(Data records for software interfaces)
* * * * * * *
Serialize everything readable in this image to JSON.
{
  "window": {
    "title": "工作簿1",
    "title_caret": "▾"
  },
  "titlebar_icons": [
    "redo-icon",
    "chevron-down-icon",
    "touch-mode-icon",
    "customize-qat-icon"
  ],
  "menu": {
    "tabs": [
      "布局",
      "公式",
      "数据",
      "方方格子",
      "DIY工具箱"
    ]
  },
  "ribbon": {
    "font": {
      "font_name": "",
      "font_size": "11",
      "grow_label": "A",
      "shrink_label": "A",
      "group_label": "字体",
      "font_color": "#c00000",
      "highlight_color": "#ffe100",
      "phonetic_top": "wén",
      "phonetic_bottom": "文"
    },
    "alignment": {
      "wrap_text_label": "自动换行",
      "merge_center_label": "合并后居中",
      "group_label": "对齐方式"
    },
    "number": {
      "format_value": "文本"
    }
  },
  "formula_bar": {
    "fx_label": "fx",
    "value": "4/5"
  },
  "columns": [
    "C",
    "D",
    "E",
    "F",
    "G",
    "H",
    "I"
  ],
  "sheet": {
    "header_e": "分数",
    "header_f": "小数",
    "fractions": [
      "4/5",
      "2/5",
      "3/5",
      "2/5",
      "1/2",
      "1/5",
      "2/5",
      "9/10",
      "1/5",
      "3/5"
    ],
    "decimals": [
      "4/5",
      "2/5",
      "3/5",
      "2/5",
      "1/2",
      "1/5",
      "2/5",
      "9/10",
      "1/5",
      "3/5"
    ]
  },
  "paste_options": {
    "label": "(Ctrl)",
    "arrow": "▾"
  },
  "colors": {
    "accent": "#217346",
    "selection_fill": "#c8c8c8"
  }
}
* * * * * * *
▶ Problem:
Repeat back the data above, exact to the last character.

▶ Solution below:
Serialize everything readable in this image to JSON.
{
  "window": {
    "title": "工作簿1",
    "title_caret": "▾"
  },
  "titlebar_icons": [
    "redo-icon",
    "chevron-down-icon",
    "touch-mode-icon",
    "customize-qat-icon"
  ],
  "menu": {
    "tabs": [
      "布局",
      "公式",
      "数据",
      "方方格子",
      "DIY工具箱"
    ]
  },
  "ribbon": {
    "font": {
      "font_name": "",
      "font_size": "11",
      "grow_label": "A",
      "shrink_label": "A",
      "group_label": "字体",
      "font_color": "#c00000",
      "highlight_color": "#ffe100",
      "phonetic_top": "wén",
      "phonetic_bottom": "文"
    },
    "alignment": {
      "wrap_text_label": "自动换行",
      "merge_center_label": "合并后居中",
      "group_label": "对齐方式"
    },
    "number": {
      "format_value": "文本"
    }
  },
  "formula_bar": {
    "fx_label": "fx",
    "value": "4/5"
  },
  "columns": [
    "C",
    "D",
    "E",
    "F",
    "G",
    "H",
    "I"
  ],
  "sheet": {
    "header_e": "分数",
    "header_f": "小数",
    "fractions": [
      "4/5",
      "2/5",
      "3/5",
      "2/5",
      "1/2",
      "1/5",
      "2/5",
      "9/10",
      "1/5",
      "3/5"
    ],
    "decimals": [
      "4/5",
      "2/5",
      "3/5",
      "2/5",
      "1/2",
      "1/5",
      "2/5",
      "9/10",
      "1/5",
      "3/5"
    ]
  },
  "paste_options": {
    "label": "(Ctrl)",
    "arrow": "▾"
  },
  "colors": {
    "accent": "#217346",
    "selection_fill": "#c8c8c8"
  }
}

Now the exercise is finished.